Rajni was a founder member of Rashtriya Dalit Mahila Andolan, National Confederation of Dalit Organisations (NACDOR), a Union of Anganwadi Workers the theater group Ahawan and the Delhi chapter of the Bharatiya Dalit Panthers. She had been the Executive Director of the Center for Alternative Dalit Media, the President of Dalit Lekhak Sangh and member of the Ambedkarwadi Lekhak Sangh and BAMCEF. Rajni s writings, from her autobiography Apni Zameen Apna Aasman to her collections of poems Padchaap and Hawa si Bechain Yuvitian, and her most recent achievement of translating Savitribai Phule’s writings from Marathi to Hindi, have brought us new understandings of caste, gender and feminist empowerment. She displayed considerable organizational strengths, bringing large numbers of Dalit women and men to rallies and meetings. Her public speeches pushed the boundaries of existing understandings and questioned the all too frequent tokenistic representation of Dalit women in feminist circles and events, never flinching from calling a spade a spade. In Saheli and later in WSS she placed the question of dalit and working class women front and center, seeing a feminist politics that failed to do so as pointless. Likewise while working at the helm of anti-caste politics she unapologetically raised the question of gender. In WSS she contributed hugely to the analysis of caste and patriarchy and led fact findings especially in the context of heightened violence against Dalit women in Haryana.

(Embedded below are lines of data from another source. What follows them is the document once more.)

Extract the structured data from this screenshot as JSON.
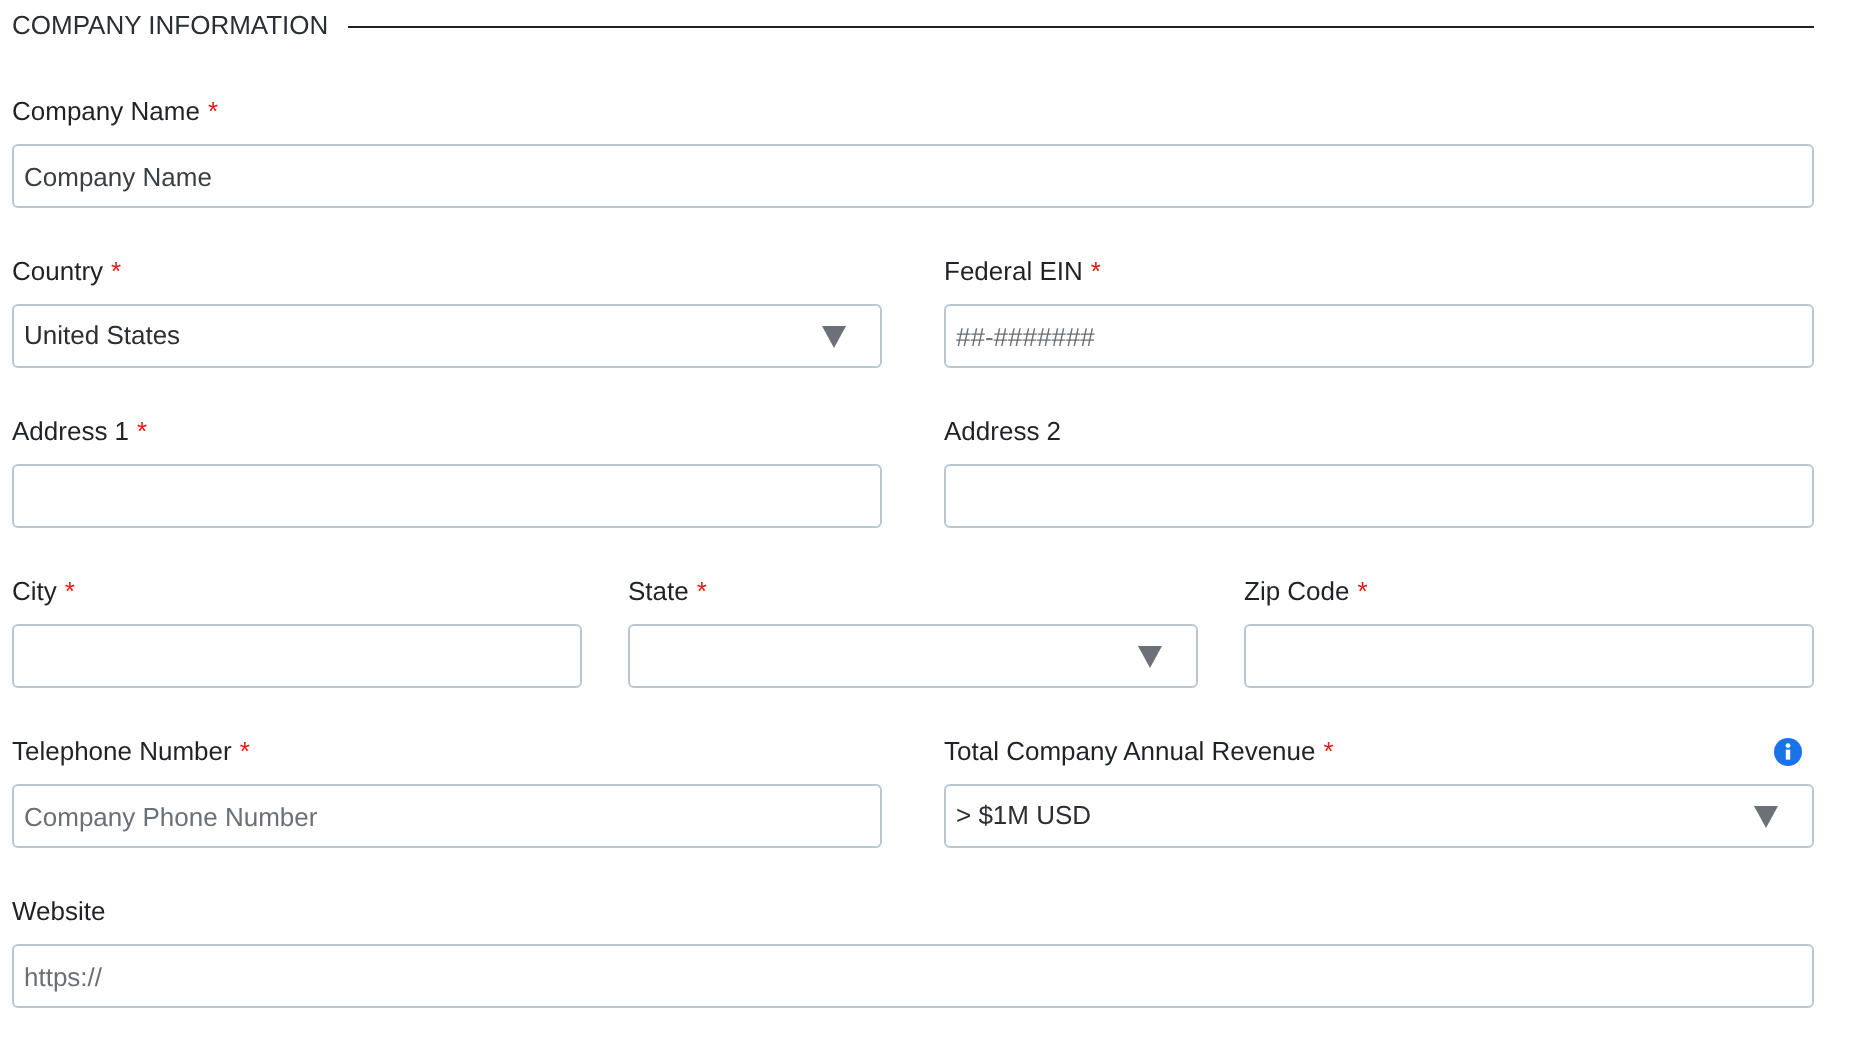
{
  "section_title": "COMPANY INFORMATION",
  "rows": [
    {
      "fields": [
        {
          "kind": "text",
          "label": "Company Name",
          "required_mark": "*",
          "value": "Company Name"
        }
      ]
    },
    {
      "fields": [
        {
          "kind": "select",
          "label": "Country",
          "required_mark": "*",
          "value": "United States"
        },
        {
          "kind": "text",
          "label": "Federal EIN",
          "required_mark": "*",
          "placeholder": "##-#######"
        }
      ]
    },
    {
      "fields": [
        {
          "kind": "text",
          "label": "Address 1",
          "required_mark": "*"
        },
        {
          "kind": "text",
          "label": "Address 2"
        }
      ]
    },
    {
      "fields": [
        {
          "kind": "text",
          "label": "City",
          "required_mark": "*"
        },
        {
          "kind": "select",
          "label": "State",
          "required_mark": "*"
        },
        {
          "kind": "text",
          "label": "Zip Code",
          "required_mark": "*"
        }
      ]
    },
    {
      "fields": [
        {
          "kind": "text",
          "label": "Telephone Number",
          "required_mark": "*",
          "placeholder": "Company Phone Number"
        },
        {
          "kind": "select",
          "label": "Total Company Annual Revenue",
          "required_mark": "*",
          "value": "> $1M USD",
          "info": true
        }
      ]
    },
    {
      "fields": [
        {
          "kind": "text",
          "label": "Website",
          "placeholder": "https://"
        }
      ]
    }
  ]
}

Most vitally, Rajni practised a politics of criticality and warmth with respect to her sathis in the feminist and Ambedkarite movements, always standing up for justice with a brilliant clarity on the complex ways in which caste and gender each functioned together and separately, prioritizing the leadership of younger women and trans people from marginalized backgrounds. We can recall numerous instances when Rajni would not pull her punches but quite bluntly and forcefully confront us with her understanding of a particular situation and its challenges. More than all of us she was aware of older histories of anti-caste movements in states like Haryana, and reminded us that even the Republican Party of India once had a base in this part of the country. She recognized the kind of pincer movement at work in the contemporary era of heightened economic exploitation (whether feudal or capitalist) and the agendas of Hindutva politics, with their strategies of attempting to appropriate Dalit voices, and was able to place these contradictions in perspective. As she pointed out in the caste and patriarchy workshop conducted by WSS in Delhi in 2015, there was nothing unique about the ways in which Dalits were being drawn into communal organisations, and this only called for greater vigilance. Over and over again, she demanded of others a stronger commitment to a grassroots politics that engaged much more closely with local issues and working class lives in the language of the people.
We also mourn that in her tireless striving and hard life, there was not enough room for self-care including that of her personal health. We have lost a dedicated activist who should have had so many more years to give, struggle and call us to account. Members of WSS have many and varied personal memories of Rajni that we cannot do justice to in this short tribute, as we recall her place in our lives and work in countless ways – while preparing a statement, discussing a fact-finding, in offering her home, and just being there when needed. WSS is committed to take Rajni’s politics forward, widen and deepen it. In our journey, we will miss your leadership, direction, critique and affection.